They come from all over the world to talk about the power of wind - and an industry that is no longer just an illusive goal of starry-eyed environmentalists. It's an industry that's making money.
"We had no idea of the extent of the interest and how it would hit," said Doug Hicks, Endurance Wind Power.
Five years ago, Doug Hicks co-founded a Canadian-based manufacturer of mid-sized wind turbines for farms, businesses, schools and homes. Last year, they produced about 200 turbines. This year it'll be five times that amount.
The big manufacturers are cranking them out too. Forty percent of the country's new electricity generation is coming from wind. And one of the big reasons for that are financial incentives in the Obama stimulus package. Developers are getting tax credits or cash that can cover up to a third the cost of putting up a turbine.

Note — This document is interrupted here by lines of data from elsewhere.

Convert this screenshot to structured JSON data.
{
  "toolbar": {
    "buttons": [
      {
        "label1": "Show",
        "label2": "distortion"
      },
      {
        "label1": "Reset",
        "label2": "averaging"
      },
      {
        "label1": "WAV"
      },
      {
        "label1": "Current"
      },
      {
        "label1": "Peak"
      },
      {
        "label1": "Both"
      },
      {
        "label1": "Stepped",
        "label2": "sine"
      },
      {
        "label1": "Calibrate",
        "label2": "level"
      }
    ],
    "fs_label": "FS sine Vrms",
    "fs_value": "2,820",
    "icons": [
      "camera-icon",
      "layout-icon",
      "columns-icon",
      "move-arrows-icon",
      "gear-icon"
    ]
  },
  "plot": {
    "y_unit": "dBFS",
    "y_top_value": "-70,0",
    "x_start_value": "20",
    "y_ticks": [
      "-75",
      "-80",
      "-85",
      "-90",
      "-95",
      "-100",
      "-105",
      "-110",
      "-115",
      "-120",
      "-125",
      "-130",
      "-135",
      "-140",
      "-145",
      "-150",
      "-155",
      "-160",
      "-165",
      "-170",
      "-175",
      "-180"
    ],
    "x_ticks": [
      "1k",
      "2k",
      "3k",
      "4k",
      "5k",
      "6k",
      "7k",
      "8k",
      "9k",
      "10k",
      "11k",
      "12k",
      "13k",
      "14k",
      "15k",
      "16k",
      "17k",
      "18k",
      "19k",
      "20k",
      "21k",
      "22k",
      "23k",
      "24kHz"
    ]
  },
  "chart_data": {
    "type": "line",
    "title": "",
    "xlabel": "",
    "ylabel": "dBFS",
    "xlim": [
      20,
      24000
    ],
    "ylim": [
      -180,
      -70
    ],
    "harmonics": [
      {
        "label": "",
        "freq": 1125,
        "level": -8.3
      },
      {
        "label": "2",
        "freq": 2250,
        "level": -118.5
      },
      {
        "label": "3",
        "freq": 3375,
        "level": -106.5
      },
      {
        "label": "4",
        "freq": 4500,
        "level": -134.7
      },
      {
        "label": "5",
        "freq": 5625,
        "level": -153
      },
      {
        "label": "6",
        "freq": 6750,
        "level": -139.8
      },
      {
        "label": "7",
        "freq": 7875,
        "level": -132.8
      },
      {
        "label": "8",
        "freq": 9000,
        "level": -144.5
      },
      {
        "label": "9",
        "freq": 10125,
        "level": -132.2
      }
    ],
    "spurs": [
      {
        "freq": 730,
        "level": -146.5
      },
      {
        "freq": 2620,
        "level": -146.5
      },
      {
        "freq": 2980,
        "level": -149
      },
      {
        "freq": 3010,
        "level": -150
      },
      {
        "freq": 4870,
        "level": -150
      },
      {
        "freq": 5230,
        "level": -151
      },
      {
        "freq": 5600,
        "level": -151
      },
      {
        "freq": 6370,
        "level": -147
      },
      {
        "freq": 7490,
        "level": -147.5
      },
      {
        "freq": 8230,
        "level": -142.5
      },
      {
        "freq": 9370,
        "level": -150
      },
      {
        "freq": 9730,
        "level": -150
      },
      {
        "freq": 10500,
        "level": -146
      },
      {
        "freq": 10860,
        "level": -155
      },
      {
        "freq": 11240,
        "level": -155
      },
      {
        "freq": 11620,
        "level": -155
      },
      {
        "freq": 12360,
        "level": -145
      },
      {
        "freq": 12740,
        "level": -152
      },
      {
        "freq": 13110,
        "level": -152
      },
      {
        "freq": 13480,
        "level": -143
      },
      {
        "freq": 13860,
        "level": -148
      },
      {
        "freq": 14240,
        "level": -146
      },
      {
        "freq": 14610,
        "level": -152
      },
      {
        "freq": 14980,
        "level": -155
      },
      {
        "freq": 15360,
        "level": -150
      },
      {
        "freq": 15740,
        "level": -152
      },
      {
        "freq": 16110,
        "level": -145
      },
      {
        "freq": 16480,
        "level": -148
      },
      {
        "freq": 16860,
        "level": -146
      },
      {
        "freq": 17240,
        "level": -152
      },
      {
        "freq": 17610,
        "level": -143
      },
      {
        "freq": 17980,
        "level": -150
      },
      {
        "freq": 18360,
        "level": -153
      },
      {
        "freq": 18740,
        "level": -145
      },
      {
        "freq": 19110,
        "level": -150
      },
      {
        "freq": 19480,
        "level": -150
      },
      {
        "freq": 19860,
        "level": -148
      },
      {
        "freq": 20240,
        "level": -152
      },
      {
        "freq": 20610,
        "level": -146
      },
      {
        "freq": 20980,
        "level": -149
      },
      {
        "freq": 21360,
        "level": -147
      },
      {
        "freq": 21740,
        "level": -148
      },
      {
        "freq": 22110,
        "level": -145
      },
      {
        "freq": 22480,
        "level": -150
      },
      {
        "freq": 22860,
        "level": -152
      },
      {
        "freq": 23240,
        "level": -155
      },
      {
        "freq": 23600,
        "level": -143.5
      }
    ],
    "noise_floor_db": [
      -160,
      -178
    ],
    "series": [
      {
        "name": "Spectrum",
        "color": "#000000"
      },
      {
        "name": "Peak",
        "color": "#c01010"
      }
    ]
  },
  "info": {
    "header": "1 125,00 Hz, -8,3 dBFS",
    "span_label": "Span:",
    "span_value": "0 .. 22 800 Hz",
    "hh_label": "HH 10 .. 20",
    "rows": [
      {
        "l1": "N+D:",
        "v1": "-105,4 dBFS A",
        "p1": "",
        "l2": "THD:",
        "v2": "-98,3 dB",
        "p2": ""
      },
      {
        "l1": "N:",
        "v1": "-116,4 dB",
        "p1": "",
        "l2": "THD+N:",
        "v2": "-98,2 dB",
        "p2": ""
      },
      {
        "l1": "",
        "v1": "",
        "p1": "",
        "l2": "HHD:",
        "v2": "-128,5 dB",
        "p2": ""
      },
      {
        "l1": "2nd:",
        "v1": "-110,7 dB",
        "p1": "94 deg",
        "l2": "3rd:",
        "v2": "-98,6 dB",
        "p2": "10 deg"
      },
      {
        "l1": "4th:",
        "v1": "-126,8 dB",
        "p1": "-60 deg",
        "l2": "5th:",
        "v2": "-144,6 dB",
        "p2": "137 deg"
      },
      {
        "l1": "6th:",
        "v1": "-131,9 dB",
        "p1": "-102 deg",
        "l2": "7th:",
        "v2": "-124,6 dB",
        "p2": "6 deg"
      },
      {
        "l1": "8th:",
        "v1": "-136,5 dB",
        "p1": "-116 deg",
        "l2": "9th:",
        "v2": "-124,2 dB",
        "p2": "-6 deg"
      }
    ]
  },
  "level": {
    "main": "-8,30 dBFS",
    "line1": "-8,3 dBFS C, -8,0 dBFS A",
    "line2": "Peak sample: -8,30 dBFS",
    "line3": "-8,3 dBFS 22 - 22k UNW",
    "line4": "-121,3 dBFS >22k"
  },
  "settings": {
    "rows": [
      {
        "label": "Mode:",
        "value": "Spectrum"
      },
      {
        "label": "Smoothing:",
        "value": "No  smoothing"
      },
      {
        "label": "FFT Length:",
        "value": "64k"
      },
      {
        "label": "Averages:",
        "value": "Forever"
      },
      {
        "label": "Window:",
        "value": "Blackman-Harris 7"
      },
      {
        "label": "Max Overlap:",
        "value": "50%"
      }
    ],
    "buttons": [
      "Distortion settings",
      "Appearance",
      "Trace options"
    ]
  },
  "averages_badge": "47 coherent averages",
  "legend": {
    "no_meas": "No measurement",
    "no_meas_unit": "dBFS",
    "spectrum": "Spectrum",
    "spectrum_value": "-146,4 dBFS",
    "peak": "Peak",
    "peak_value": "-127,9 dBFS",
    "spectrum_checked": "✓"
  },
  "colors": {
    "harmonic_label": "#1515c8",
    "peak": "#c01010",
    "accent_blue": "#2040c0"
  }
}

"Energy is a policy driven business - no matter what energy you're in," said Declan Flanagan, E.On Climate and Renewables.
On Wednesday, some of the leaders of the wind power business used the occasion to call for national renewable energy standards. It's one thing, they say for the President to set a goal -- 20-percent of our energy from renewable resources by 2030-- but they want a law requiring it.
"We're talking about big capital developments here. These companies need time to factor in economics and they need to work it. That doesn't happen overnight," said Gen. Wesley Clark (Ret.), Emergya Wind Technology.
"If we don't have renewable energy standards, we really would not see the full potential of renewable energy. We would not see half - not even a quarter," said Mike Polsky, Invenergy, Chicago.
Critics though say a law is not necessary because the free market is working fine and the wind power industry is just looking for a ticket to fatten its wallet.
At least, for now, the wallets are growing, and so too are the number of players in the wind power business.
"As North Americans, we think the Europeans are ahead of the curve, but they're interested in our technology which is quite interesting to me," said Hicks.
Twenty eight states - Illinois among them - have their own renewable energy standards. There is a bill in the U.S. Senate, in committee now, that propose national standards --25 percent of the nation's energy by the year 2030 would have to come from renewable resources.
There are many costs connected to that - not least among them the billions of dollars it'd take to build up a national electrical grid. Proponents say the cost would ultimately be greater if we don't do that.